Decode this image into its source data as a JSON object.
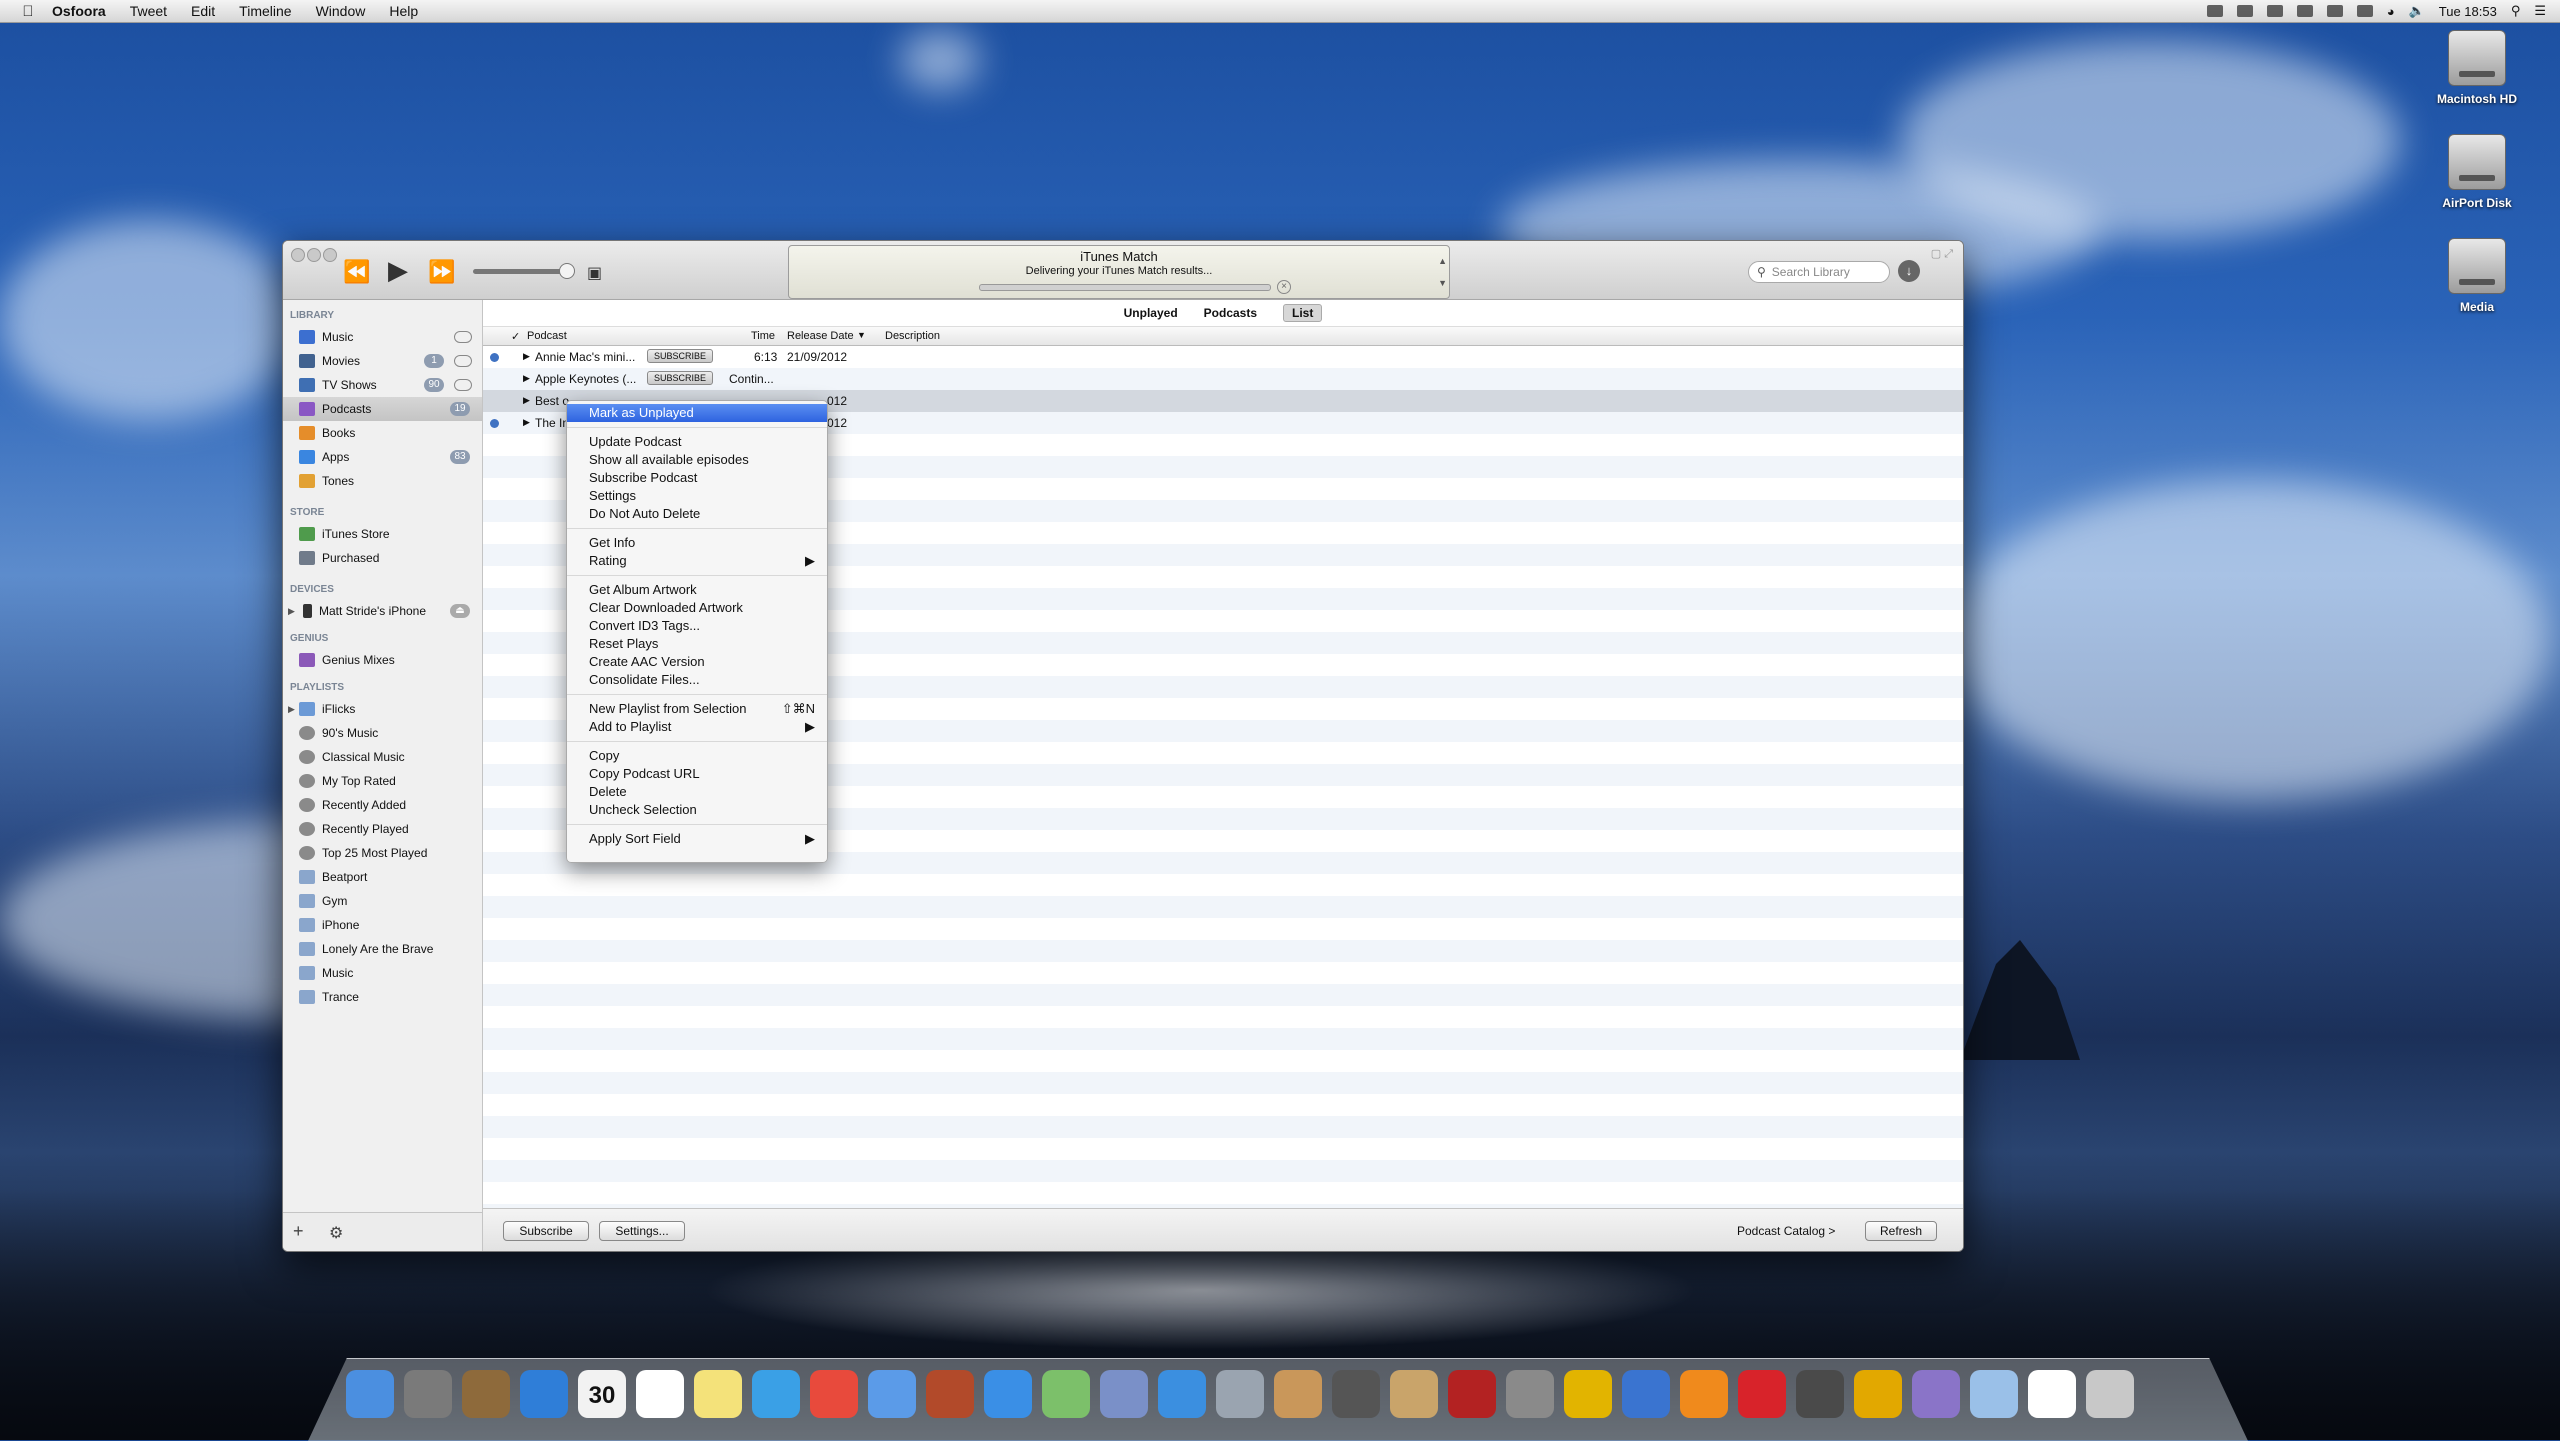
{
  "menubar": {
    "app": "Osfoora",
    "items": [
      "Tweet",
      "Edit",
      "Timeline",
      "Window",
      "Help"
    ],
    "clock": "Tue 18:53"
  },
  "desktop": {
    "icons": [
      "Macintosh HD",
      "AirPort Disk",
      "Media"
    ]
  },
  "itunes": {
    "lcd_title": "iTunes Match",
    "lcd_status": "Delivering your iTunes Match results...",
    "search_placeholder": "Search Library",
    "sidebar": {
      "library_header": "LIBRARY",
      "library": [
        {
          "label": "Music",
          "color": "#3c6fd0"
        },
        {
          "label": "Movies",
          "badge": "1",
          "color": "#41628f"
        },
        {
          "label": "TV Shows",
          "badge": "90",
          "color": "#3f6fb3"
        },
        {
          "label": "Podcasts",
          "badge": "19",
          "color": "#8a57c4"
        },
        {
          "label": "Books",
          "color": "#e58d2a"
        },
        {
          "label": "Apps",
          "badge": "83",
          "color": "#3a86e0"
        },
        {
          "label": "Tones",
          "color": "#e2a133"
        }
      ],
      "store_header": "STORE",
      "store": [
        {
          "label": "iTunes Store",
          "color": "#4f9b4c"
        },
        {
          "label": "Purchased",
          "color": "#707b8a"
        }
      ],
      "devices_header": "DEVICES",
      "devices": [
        {
          "label": "Matt Stride's iPhone",
          "color": "#333"
        }
      ],
      "genius_header": "GENIUS",
      "genius": [
        {
          "label": "Genius Mixes",
          "color": "#8b59b8"
        }
      ],
      "playlists_header": "PLAYLISTS",
      "playlists": [
        {
          "label": "iFlicks",
          "color": "#6c9ad6"
        },
        {
          "label": "90's Music",
          "color": "#8a8a8a"
        },
        {
          "label": "Classical Music",
          "color": "#8a8a8a"
        },
        {
          "label": "My Top Rated",
          "color": "#8a8a8a"
        },
        {
          "label": "Recently Added",
          "color": "#8a8a8a"
        },
        {
          "label": "Recently Played",
          "color": "#8a8a8a"
        },
        {
          "label": "Top 25 Most Played",
          "color": "#8a8a8a"
        },
        {
          "label": "Beatport",
          "color": "#8aa6cc"
        },
        {
          "label": "Gym",
          "color": "#8aa6cc"
        },
        {
          "label": "iPhone",
          "color": "#8aa6cc"
        },
        {
          "label": "Lonely Are the Brave",
          "color": "#8aa6cc"
        },
        {
          "label": "Music",
          "color": "#8aa6cc"
        },
        {
          "label": "Trance",
          "color": "#8aa6cc"
        }
      ]
    },
    "view_tabs": [
      "Unplayed",
      "Podcasts",
      "List"
    ],
    "columns": [
      "Podcast",
      "Time",
      "Release Date",
      "Description"
    ],
    "rows": [
      {
        "podcast": "Annie Mac's mini...",
        "subscribe": "SUBSCRIBE",
        "time": "6:13",
        "date": "21/09/2012",
        "dot": true
      },
      {
        "podcast": "Apple Keynotes (...",
        "subscribe": "SUBSCRIBE",
        "time": "Contin...",
        "date": "",
        "dot": false
      },
      {
        "podcast": "Best o",
        "subscribe": "",
        "time": "",
        "date": "012",
        "dot": false
      },
      {
        "podcast": "The In",
        "subscribe": "",
        "time": "",
        "date": "012",
        "dot": true
      }
    ],
    "bottom": {
      "subscribe": "Subscribe",
      "settings": "Settings...",
      "catalog": "Podcast Catalog >",
      "refresh": "Refresh"
    }
  },
  "context_menu": {
    "groups": [
      [
        {
          "label": "Mark as Unplayed",
          "highlight": true
        }
      ],
      [
        {
          "label": "Update Podcast"
        },
        {
          "label": "Show all available episodes"
        },
        {
          "label": "Subscribe Podcast"
        },
        {
          "label": "Settings"
        },
        {
          "label": "Do Not Auto Delete"
        }
      ],
      [
        {
          "label": "Get Info"
        },
        {
          "label": "Rating",
          "submenu": true
        }
      ],
      [
        {
          "label": "Get Album Artwork"
        },
        {
          "label": "Clear Downloaded Artwork"
        },
        {
          "label": "Convert ID3 Tags..."
        },
        {
          "label": "Reset Plays"
        },
        {
          "label": "Create AAC Version"
        },
        {
          "label": "Consolidate Files..."
        }
      ],
      [
        {
          "label": "New Playlist from Selection",
          "shortcut": "⇧⌘N"
        },
        {
          "label": "Add to Playlist",
          "submenu": true
        }
      ],
      [
        {
          "label": "Copy"
        },
        {
          "label": "Copy Podcast URL"
        },
        {
          "label": "Delete"
        },
        {
          "label": "Uncheck Selection"
        }
      ],
      [
        {
          "label": "Apply Sort Field",
          "submenu": true
        }
      ]
    ]
  },
  "dock": {
    "calendar_day": "30",
    "items": [
      "finder-icon",
      "launchpad-icon",
      "dashboard-icon",
      "app-store-icon",
      "calendar-icon",
      "reminders-icon",
      "notes-icon",
      "safari-icon",
      "chrome-icon",
      "itunes-icon",
      "birdhouse-icon",
      "messages-icon",
      "maps-icon",
      "preview-icon",
      "twitter-icon",
      "mail-icon",
      "photos-icon",
      "camera-icon",
      "contacts-icon",
      "photo-booth-icon",
      "system-prefs-icon",
      "cocktail-icon",
      "screen-icon",
      "vlc-icon",
      "parallels-icon",
      "steam-icon",
      "hairdryer-icon",
      "files-icon",
      "folder-icon",
      "document-icon",
      "trash-icon"
    ]
  }
}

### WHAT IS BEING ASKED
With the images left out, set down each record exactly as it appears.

### SOLUTION FOR THIS PROBLEM
Decode this image into its source data as a JSON object.
{
  "menubar": {
    "app": "Osfoora",
    "items": [
      "Tweet",
      "Edit",
      "Timeline",
      "Window",
      "Help"
    ],
    "clock": "Tue 18:53"
  },
  "desktop": {
    "icons": [
      "Macintosh HD",
      "AirPort Disk",
      "Media"
    ]
  },
  "itunes": {
    "lcd_title": "iTunes Match",
    "lcd_status": "Delivering your iTunes Match results...",
    "search_placeholder": "Search Library",
    "sidebar": {
      "library_header": "LIBRARY",
      "library": [
        {
          "label": "Music",
          "color": "#3c6fd0"
        },
        {
          "label": "Movies",
          "badge": "1",
          "color": "#41628f"
        },
        {
          "label": "TV Shows",
          "badge": "90",
          "color": "#3f6fb3"
        },
        {
          "label": "Podcasts",
          "badge": "19",
          "color": "#8a57c4"
        },
        {
          "label": "Books",
          "color": "#e58d2a"
        },
        {
          "label": "Apps",
          "badge": "83",
          "color": "#3a86e0"
        },
        {
          "label": "Tones",
          "color": "#e2a133"
        }
      ],
      "store_header": "STORE",
      "store": [
        {
          "label": "iTunes Store",
          "color": "#4f9b4c"
        },
        {
          "label": "Purchased",
          "color": "#707b8a"
        }
      ],
      "devices_header": "DEVICES",
      "devices": [
        {
          "label": "Matt Stride's iPhone",
          "color": "#333"
        }
      ],
      "genius_header": "GENIUS",
      "genius": [
        {
          "label": "Genius Mixes",
          "color": "#8b59b8"
        }
      ],
      "playlists_header": "PLAYLISTS",
      "playlists": [
        {
          "label": "iFlicks",
          "color": "#6c9ad6"
        },
        {
          "label": "90's Music",
          "color": "#8a8a8a"
        },
        {
          "label": "Classical Music",
          "color": "#8a8a8a"
        },
        {
          "label": "My Top Rated",
          "color": "#8a8a8a"
        },
        {
          "label": "Recently Added",
          "color": "#8a8a8a"
        },
        {
          "label": "Recently Played",
          "color": "#8a8a8a"
        },
        {
          "label": "Top 25 Most Played",
          "color": "#8a8a8a"
        },
        {
          "label": "Beatport",
          "color": "#8aa6cc"
        },
        {
          "label": "Gym",
          "color": "#8aa6cc"
        },
        {
          "label": "iPhone",
          "color": "#8aa6cc"
        },
        {
          "label": "Lonely Are the Brave",
          "color": "#8aa6cc"
        },
        {
          "label": "Music",
          "color": "#8aa6cc"
        },
        {
          "label": "Trance",
          "color": "#8aa6cc"
        }
      ]
    },
    "view_tabs": [
      "Unplayed",
      "Podcasts",
      "List"
    ],
    "columns": [
      "Podcast",
      "Time",
      "Release Date",
      "Description"
    ],
    "rows": [
      {
        "podcast": "Annie Mac's mini...",
        "subscribe": "SUBSCRIBE",
        "time": "6:13",
        "date": "21/09/2012",
        "dot": true
      },
      {
        "podcast": "Apple Keynotes (...",
        "subscribe": "SUBSCRIBE",
        "time": "Contin...",
        "date": "",
        "dot": false
      },
      {
        "podcast": "Best o",
        "subscribe": "",
        "time": "",
        "date": "012",
        "dot": false
      },
      {
        "podcast": "The In",
        "subscribe": "",
        "time": "",
        "date": "012",
        "dot": true
      }
    ],
    "bottom": {
      "subscribe": "Subscribe",
      "settings": "Settings...",
      "catalog": "Podcast Catalog >",
      "refresh": "Refresh"
    }
  },
  "context_menu": {
    "groups": [
      [
        {
          "label": "Mark as Unplayed",
          "highlight": true
        }
      ],
      [
        {
          "label": "Update Podcast"
        },
        {
          "label": "Show all available episodes"
        },
        {
          "label": "Subscribe Podcast"
        },
        {
          "label": "Settings"
        },
        {
          "label": "Do Not Auto Delete"
        }
      ],
      [
        {
          "label": "Get Info"
        },
        {
          "label": "Rating",
          "submenu": true
        }
      ],
      [
        {
          "label": "Get Album Artwork"
        },
        {
          "label": "Clear Downloaded Artwork"
        },
        {
          "label": "Convert ID3 Tags..."
        },
        {
          "label": "Reset Plays"
        },
        {
          "label": "Create AAC Version"
        },
        {
          "label": "Consolidate Files..."
        }
      ],
      [
        {
          "label": "New Playlist from Selection",
          "shortcut": "⇧⌘N"
        },
        {
          "label": "Add to Playlist",
          "submenu": true
        }
      ],
      [
        {
          "label": "Copy"
        },
        {
          "label": "Copy Podcast URL"
        },
        {
          "label": "Delete"
        },
        {
          "label": "Uncheck Selection"
        }
      ],
      [
        {
          "label": "Apply Sort Field",
          "submenu": true
        }
      ]
    ]
  },
  "dock": {
    "calendar_day": "30",
    "items": [
      "finder-icon",
      "launchpad-icon",
      "dashboard-icon",
      "app-store-icon",
      "calendar-icon",
      "reminders-icon",
      "notes-icon",
      "safari-icon",
      "chrome-icon",
      "itunes-icon",
      "birdhouse-icon",
      "messages-icon",
      "maps-icon",
      "preview-icon",
      "twitter-icon",
      "mail-icon",
      "photos-icon",
      "camera-icon",
      "contacts-icon",
      "photo-booth-icon",
      "system-prefs-icon",
      "cocktail-icon",
      "screen-icon",
      "vlc-icon",
      "parallels-icon",
      "steam-icon",
      "hairdryer-icon",
      "files-icon",
      "folder-icon",
      "document-icon",
      "trash-icon"
    ]
  }
}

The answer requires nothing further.